WHAT TO WORK ON:
Whatever the records hold, copy it exactly and completely.

DATASET EXCERPTS:
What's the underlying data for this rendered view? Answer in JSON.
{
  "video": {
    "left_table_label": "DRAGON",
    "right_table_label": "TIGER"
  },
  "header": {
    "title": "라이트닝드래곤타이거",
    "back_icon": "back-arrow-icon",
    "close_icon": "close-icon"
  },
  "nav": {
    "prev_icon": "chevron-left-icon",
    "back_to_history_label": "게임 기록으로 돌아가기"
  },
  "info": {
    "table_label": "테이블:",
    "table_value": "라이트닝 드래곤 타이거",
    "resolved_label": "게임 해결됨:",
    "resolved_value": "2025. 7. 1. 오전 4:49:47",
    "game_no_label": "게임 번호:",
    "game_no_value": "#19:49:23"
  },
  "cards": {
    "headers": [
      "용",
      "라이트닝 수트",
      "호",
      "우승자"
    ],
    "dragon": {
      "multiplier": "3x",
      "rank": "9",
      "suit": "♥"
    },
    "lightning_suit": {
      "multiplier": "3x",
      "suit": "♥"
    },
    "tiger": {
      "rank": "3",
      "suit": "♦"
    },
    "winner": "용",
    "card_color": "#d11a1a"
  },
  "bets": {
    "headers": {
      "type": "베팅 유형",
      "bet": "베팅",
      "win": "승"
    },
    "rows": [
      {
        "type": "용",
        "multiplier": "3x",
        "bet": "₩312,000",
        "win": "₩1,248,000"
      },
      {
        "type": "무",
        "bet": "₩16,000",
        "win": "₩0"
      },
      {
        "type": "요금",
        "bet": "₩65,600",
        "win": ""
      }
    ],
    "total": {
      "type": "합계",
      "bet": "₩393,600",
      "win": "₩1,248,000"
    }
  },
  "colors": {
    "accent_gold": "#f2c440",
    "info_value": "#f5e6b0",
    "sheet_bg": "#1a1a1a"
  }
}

RESPONSE TO THE EXERCISE:
What's the underlying data for this rendered view? Answer in JSON.
{
  "video": {
    "left_table_label": "DRAGON",
    "right_table_label": "TIGER"
  },
  "header": {
    "title": "라이트닝드래곤타이거",
    "back_icon": "back-arrow-icon",
    "close_icon": "close-icon"
  },
  "nav": {
    "prev_icon": "chevron-left-icon",
    "back_to_history_label": "게임 기록으로 돌아가기"
  },
  "info": {
    "table_label": "테이블:",
    "table_value": "라이트닝 드래곤 타이거",
    "resolved_label": "게임 해결됨:",
    "resolved_value": "2025. 7. 1. 오전 4:49:47",
    "game_no_label": "게임 번호:",
    "game_no_value": "#19:49:23"
  },
  "cards": {
    "headers": [
      "용",
      "라이트닝 수트",
      "호",
      "우승자"
    ],
    "dragon": {
      "multiplier": "3x",
      "rank": "9",
      "suit": "♥"
    },
    "lightning_suit": {
      "multiplier": "3x",
      "suit": "♥"
    },
    "tiger": {
      "rank": "3",
      "suit": "♦"
    },
    "winner": "용",
    "card_color": "#d11a1a"
  },
  "bets": {
    "headers": {
      "type": "베팅 유형",
      "bet": "베팅",
      "win": "승"
    },
    "rows": [
      {
        "type": "용",
        "multiplier": "3x",
        "bet": "₩312,000",
        "win": "₩1,248,000"
      },
      {
        "type": "무",
        "bet": "₩16,000",
        "win": "₩0"
      },
      {
        "type": "요금",
        "bet": "₩65,600",
        "win": ""
      }
    ],
    "total": {
      "type": "합계",
      "bet": "₩393,600",
      "win": "₩1,248,000"
    }
  },
  "colors": {
    "accent_gold": "#f2c440",
    "info_value": "#f5e6b0",
    "sheet_bg": "#1a1a1a"
  }
}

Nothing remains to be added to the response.